Talent management has been a hot topic for a while now. Whether it’s about acquisition, development, or retention, organizations have programs dedicated to this aspect of workforce management. However, there is one issue present in many companies: the focus on employees who work in a particular place, usually the headquarters.
Sure, many resources (primarily human) needed for such programs are concentrated around the main office, but companies miss out on a lot of employee potential by not expanding them. Instead, talent management should span the entire organization.
International employees face more challenges
Global organizations pride themselves on being diverse and inclusive. They often put this in the mission statement and company values. However, the reality of workers in different countries may not reflect these values.
Frequently, the cultural differences and language barriers make it hard for them to adjust and truly become part of their teams.
Some countries still operate under rigorous top to bottom hierarchies, and they are used to being micromanaged at every step. Asking them to be proactive and take the initiative is stressful rather than freeing. As a result, these people will lack engagement, and their performance will probably suffer. However, this doesn’t mean they wouldn’t prove valuable assets if given the right development opportunities.
International Employee Resource Groups are highly valuable
An International Employee Retention Group (IERG) provides international employees with a professional development support network. This leads to much higher engagement rates and helps HR notice and retain talented individuals.
Apart from professional development, the company’s IERG should also focus on cultural competency training programs, policy improvements, cultural inclusion, networking opportunities, social responsibility, and community support.
It’s crucial to have a visible and vocal sponsor for this group, preferably higher executives. But, most of all, encourage everyone, not only international employees, to connect and participate.
Internationalize your onboarding program
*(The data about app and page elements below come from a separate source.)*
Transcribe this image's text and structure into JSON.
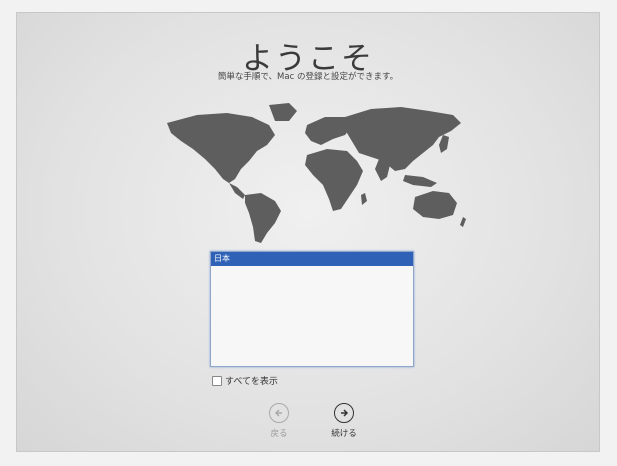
{
  "welcome": {
    "title": "ようこそ",
    "subtitle": "簡単な手順で、Mac の登録と設定ができます。"
  },
  "country_list": {
    "items": [
      "日本"
    ],
    "selected_index": 0
  },
  "show_all": {
    "label": "すべてを表示",
    "checked": false
  },
  "navigation": {
    "back_label": "戻る",
    "continue_label": "続ける",
    "back_icon": "arrow-left-circle-icon",
    "continue_icon": "arrow-right-circle-icon"
  },
  "colors": {
    "selection": "#2f62b7",
    "map": "#5e5e5e"
  }
}
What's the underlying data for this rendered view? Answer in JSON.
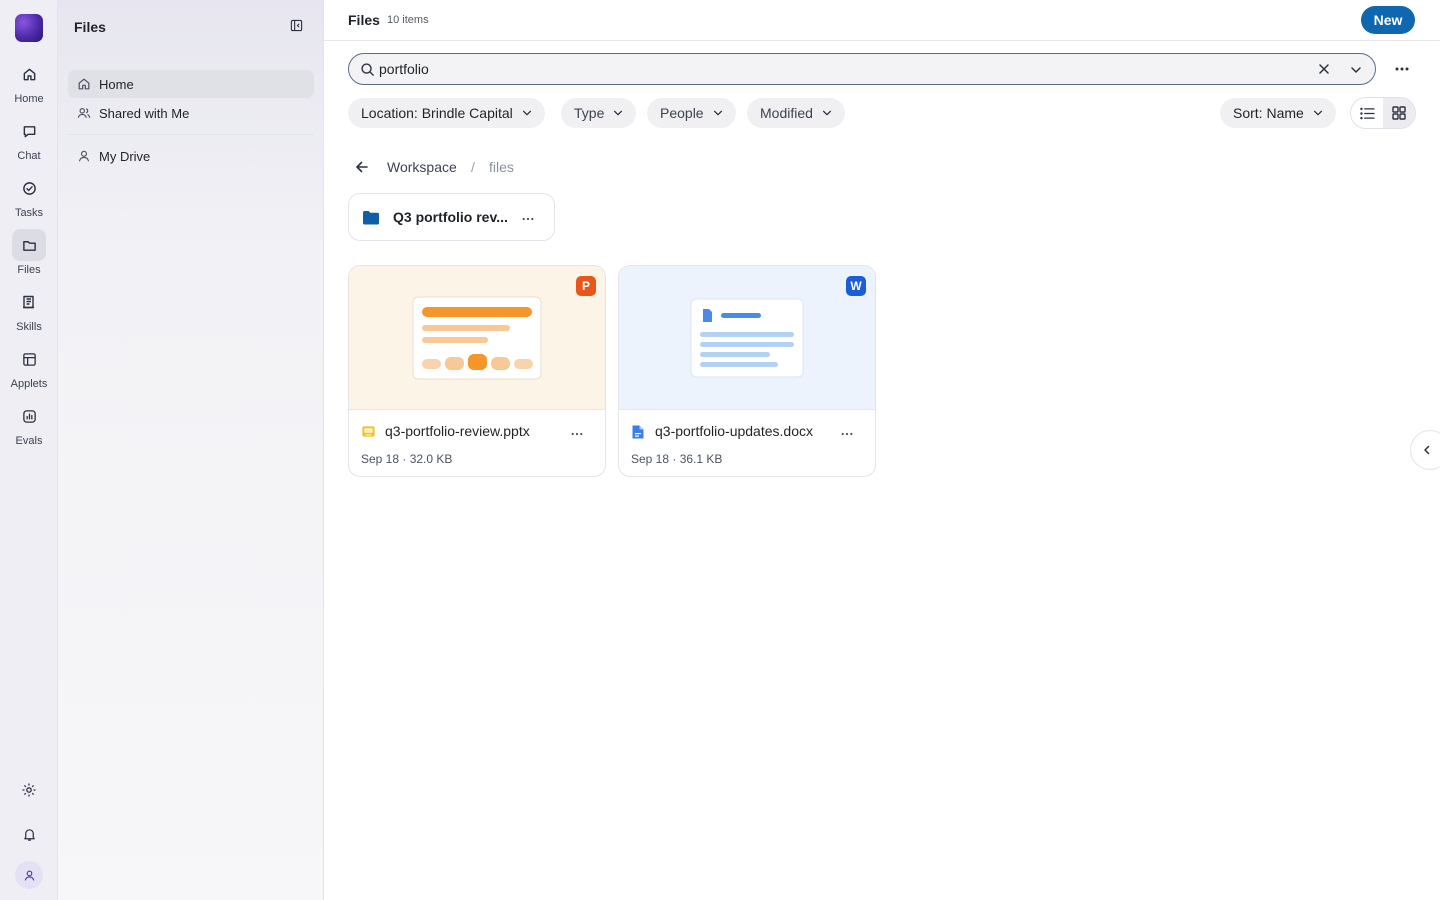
{
  "rail": {
    "items": [
      {
        "label": "Home",
        "icon": "home-icon"
      },
      {
        "label": "Chat",
        "icon": "chat-icon"
      },
      {
        "label": "Tasks",
        "icon": "tasks-icon"
      },
      {
        "label": "Files",
        "icon": "folder-icon",
        "active": true
      },
      {
        "label": "Skills",
        "icon": "skills-icon"
      },
      {
        "label": "Applets",
        "icon": "applets-icon"
      },
      {
        "label": "Evals",
        "icon": "evals-icon"
      }
    ],
    "bottom": [
      "settings-icon",
      "bell-icon",
      "user-icon"
    ]
  },
  "sidepanel": {
    "title": "Files",
    "items": [
      {
        "label": "Home",
        "icon": "home-icon",
        "active": true
      },
      {
        "label": "Shared with Me",
        "icon": "people-icon"
      },
      {
        "label": "My Drive",
        "icon": "person-icon"
      }
    ]
  },
  "header": {
    "title": "Files",
    "count": "10 items",
    "new_label": "New"
  },
  "search": {
    "value": "portfolio"
  },
  "filters": {
    "location": "Location: Brindle Capital",
    "type": "Type",
    "people": "People",
    "modified": "Modified",
    "sort": "Sort: Name"
  },
  "breadcrumb": {
    "root": "Workspace",
    "separator": "/",
    "current": "files"
  },
  "folders": [
    {
      "name": "Q3 portfolio rev..."
    }
  ],
  "files": [
    {
      "name": "q3-portfolio-review.pptx",
      "meta": "Sep 18 · 32.0 KB",
      "badge": "P",
      "badge_color": "#e8561a",
      "kind": "presentation"
    },
    {
      "name": "q3-portfolio-updates.docx",
      "meta": "Sep 18 · 36.1 KB",
      "badge": "W",
      "badge_color": "#1a5fd6",
      "kind": "document"
    }
  ],
  "colors": {
    "accent": "#0f67b0",
    "pptx_orange": "#f4962a",
    "docx_blue": "#4a8ae8"
  }
}
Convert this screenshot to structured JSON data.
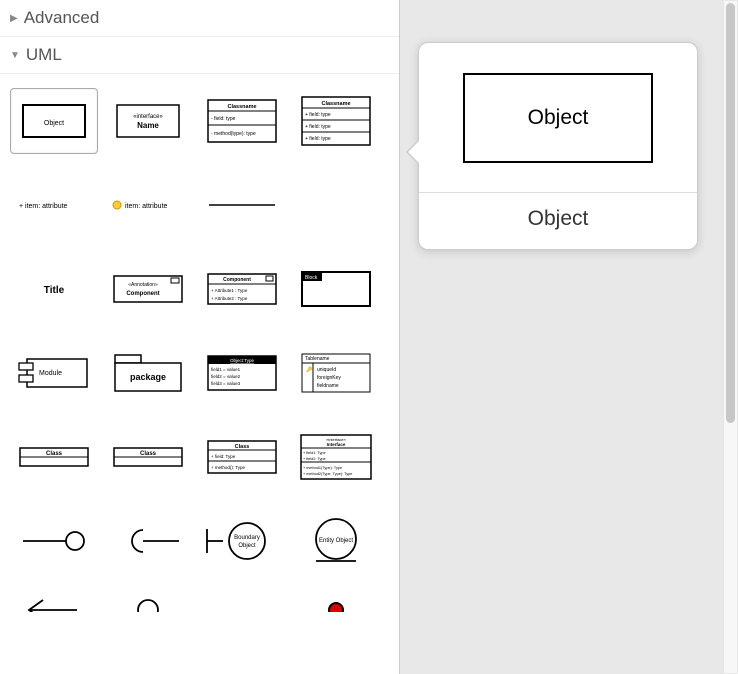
{
  "categories": {
    "advanced": {
      "label": "Advanced",
      "collapsed": true
    },
    "uml": {
      "label": "UML",
      "collapsed": false
    }
  },
  "shapes": [
    {
      "id": "object",
      "label": "Object"
    },
    {
      "id": "interface",
      "stereotype": "«interface»",
      "name": "Name"
    },
    {
      "id": "class2",
      "title": "Classname",
      "field": "- field: type",
      "method": "- method(type): type"
    },
    {
      "id": "class3",
      "title": "Classname",
      "f1": "+ field: type",
      "f2": "+ field: type",
      "f3": "+ field: type"
    },
    {
      "id": "attribute",
      "label": "+ item: attribute"
    },
    {
      "id": "attribute-icon",
      "label": "item: attribute"
    },
    {
      "id": "divider"
    },
    {
      "id": "blank"
    },
    {
      "id": "title",
      "label": "Title"
    },
    {
      "id": "annotation",
      "stereotype": "«Annotation»",
      "name": "Component"
    },
    {
      "id": "component",
      "title": "Component",
      "a1": "+ Attribute1 : Type",
      "a2": "+ Attribute2 : Type"
    },
    {
      "id": "block",
      "title": "Block"
    },
    {
      "id": "module",
      "label": "Module"
    },
    {
      "id": "package",
      "label": "package"
    },
    {
      "id": "object-type",
      "title": "Object:Type",
      "f1": "field1 = value1",
      "f2": "field2 = value2",
      "f3": "field3 = value3"
    },
    {
      "id": "tablename",
      "title": "Tablename",
      "f1": "uniqueId",
      "f2": "foreignKey",
      "f3": "fieldname"
    },
    {
      "id": "class-simple",
      "title": "Class"
    },
    {
      "id": "class-tr",
      "title": "Class"
    },
    {
      "id": "class-fm",
      "title": "Class",
      "f1": "+ field: Type",
      "m1": "+ method(): Type"
    },
    {
      "id": "interface-full",
      "stereotype": "«interface»",
      "name": "Interface",
      "f1": "+ field1: Type",
      "f2": "+ field2: Type",
      "m1": "+ method1(Type): Type",
      "m2": "+ method2(Type, Type): Type"
    },
    {
      "id": "lollipop"
    },
    {
      "id": "socket"
    },
    {
      "id": "boundary",
      "label": "Boundary Object"
    },
    {
      "id": "entity",
      "label": "Entity Object"
    },
    {
      "id": "arrow-open"
    },
    {
      "id": "circle2"
    },
    {
      "id": "spacer2"
    },
    {
      "id": "red-dot"
    }
  ],
  "preview": {
    "shape_text": "Object",
    "label": "Object"
  }
}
The onboarding is essential in determining how new hires will feel and how successful they will be in their new roles. It’s important to include the basic information and procedures that refer to everybody, regardless of position or location. Additionally, make sure to cover aspects related to international employees.
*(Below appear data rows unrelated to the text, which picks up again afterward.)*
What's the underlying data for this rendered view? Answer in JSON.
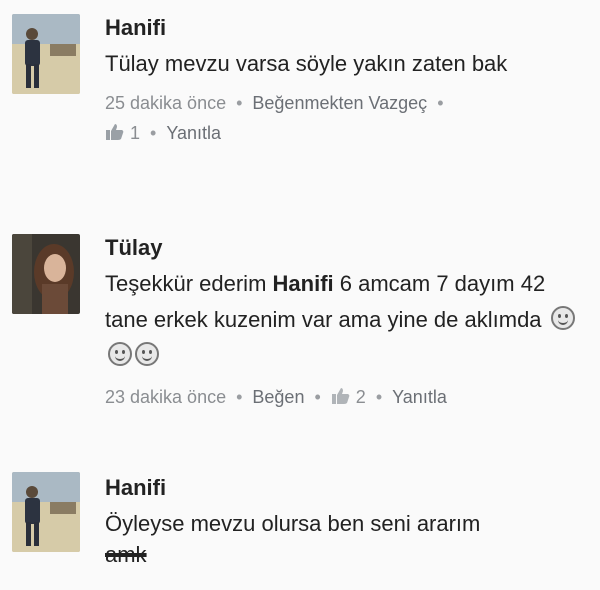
{
  "comments": [
    {
      "author": "Hanifi",
      "text": "Tülay mevzu varsa söyle yakın zaten bak",
      "time": "25 dakika önce",
      "action": "Beğenmekten Vazgeç",
      "like_count": "1",
      "reply": "Yanıtla"
    },
    {
      "author": "Tülay",
      "text_pre": "Teşekkür ederim ",
      "text_mention": "Hanifi",
      "text_post": " 6 amcam 7 dayım 42 tane erkek kuzenim var ama yine de aklımda",
      "time": "23 dakika önce",
      "action": "Beğen",
      "like_count": "2",
      "reply": "Yanıtla"
    },
    {
      "author": "Hanifi",
      "text": "Öyleyse mevzu olursa ben seni ararım",
      "cut_text": "amk"
    }
  ],
  "icons": {
    "like": "thumbs-up-icon",
    "emoji": "smiley-icon"
  }
}
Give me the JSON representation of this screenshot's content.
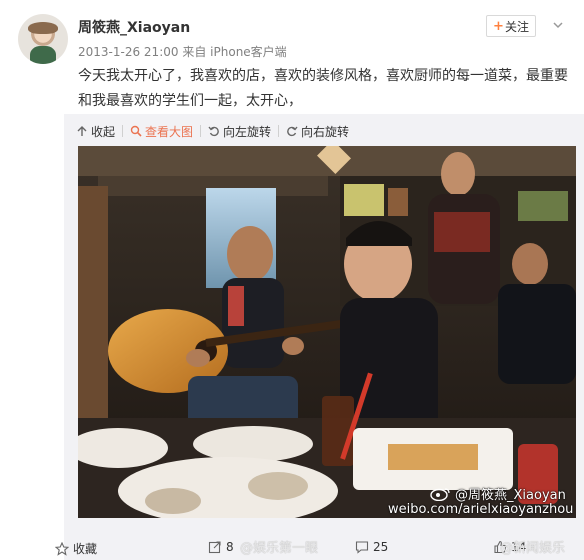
{
  "post": {
    "author": "周筱燕_Xiaoyan",
    "follow_label": "关注",
    "timestamp": "2013-1-26 21:00",
    "source_prefix": "来自",
    "source": "iPhone客户端",
    "text": "今天我太开心了，我喜欢的店，喜欢的装修风格，喜欢厨师的每一道菜，最重要和我最喜欢的学生们一起，太开心，"
  },
  "toolbar": {
    "items": [
      {
        "label": "收起",
        "icon": "arrow-up-icon"
      },
      {
        "label": "查看大图",
        "icon": "magnify-icon"
      },
      {
        "label": "向左旋转",
        "icon": "rotate-left-icon"
      },
      {
        "label": "向右旋转",
        "icon": "rotate-right-icon"
      }
    ]
  },
  "photo": {
    "watermark_handle": "@周筱燕_Xiaoyan",
    "watermark_url": "weibo.com/arielxiaoyanzhou"
  },
  "actions": {
    "favorite_label": "收藏",
    "repost_count": "8",
    "comment_count": "25",
    "like_count": "14"
  },
  "overlays": {
    "left_watermark": "@娱乐第一眼",
    "right_watermark": "@新闻娱乐"
  },
  "colors": {
    "accent": "#eb7350",
    "follow_plus": "#ff8140",
    "meta_gray": "#808080",
    "media_bg": "#f2f2f5"
  }
}
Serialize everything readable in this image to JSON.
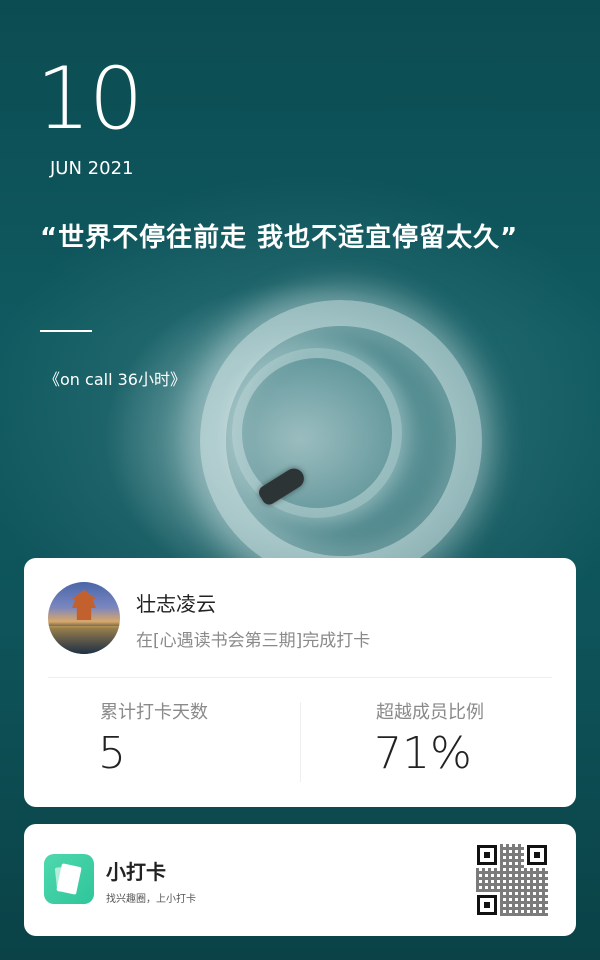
{
  "header": {
    "day": "10",
    "month_year": "JUN 2021"
  },
  "quote": {
    "text": "“世界不停往前走 我也不适宜停留太久”",
    "source": "《on call 36小时》"
  },
  "profile": {
    "name": "壮志凌云",
    "subtitle": "在[心遇读书会第三期]完成打卡",
    "stats": [
      {
        "label": "累计打卡天数",
        "value": "5"
      },
      {
        "label": "超越成员比例",
        "value": "71%"
      }
    ]
  },
  "brand": {
    "name": "小打卡",
    "slogan": "找兴趣圈，上小打卡",
    "logo_color": "#34c9a0"
  }
}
For example, a section on living and working in a new culture will benefit all new employees. They will learn a lot about each other and what to expect. It’s essential to keep in mind that people have just as much trouble interacting with those who come from a different background and will find multicultural integration very useful when there are cultural and linguistic barriers.
Train your managers to be internationally competent
Before you can enroll the right people in talent management programs, somebody has to figure out who those individuals are. Managers have a front-row view and should tell without much difficulty which members are top talent material. However, that can be more challenging in global teams.
Cultural competency programs for managers should provide participants with skills to help with communication styles, conducting feedback sessions and performance reviews, team-building activities, and more.
It’s valuable to include international employees in these modules so they can share their experiences and expectations. When it comes to multicultural settings, learning runs both ways.
Encourage networking and establish a buddy system
Formal programs can only do so much in an organization. Especially when we are talking about improving the workforce, the human factor comes out as most important. For your international employees to feel they truly fit in and are given equal opportunities, they have to witness how everybody else is faring.
There are numerous ways to encourage in-company networking. Mentoring programs are a good option as they are aimed at the social aspect and learning and developing competencies. Buddy systems where you pair up employees from various cultures and spaces and provide them with a framework for mutual support are also highly effective.
International employees can bring a lot of added value to your organization by coming with a fresh perspective and out-of-the-box ideas. To do that, however, they need to feel that they are valued, and their contribution is wanted. The optimal way to achieve this is by looking at your current talent development program and adjusting it to be inclusive and inviting.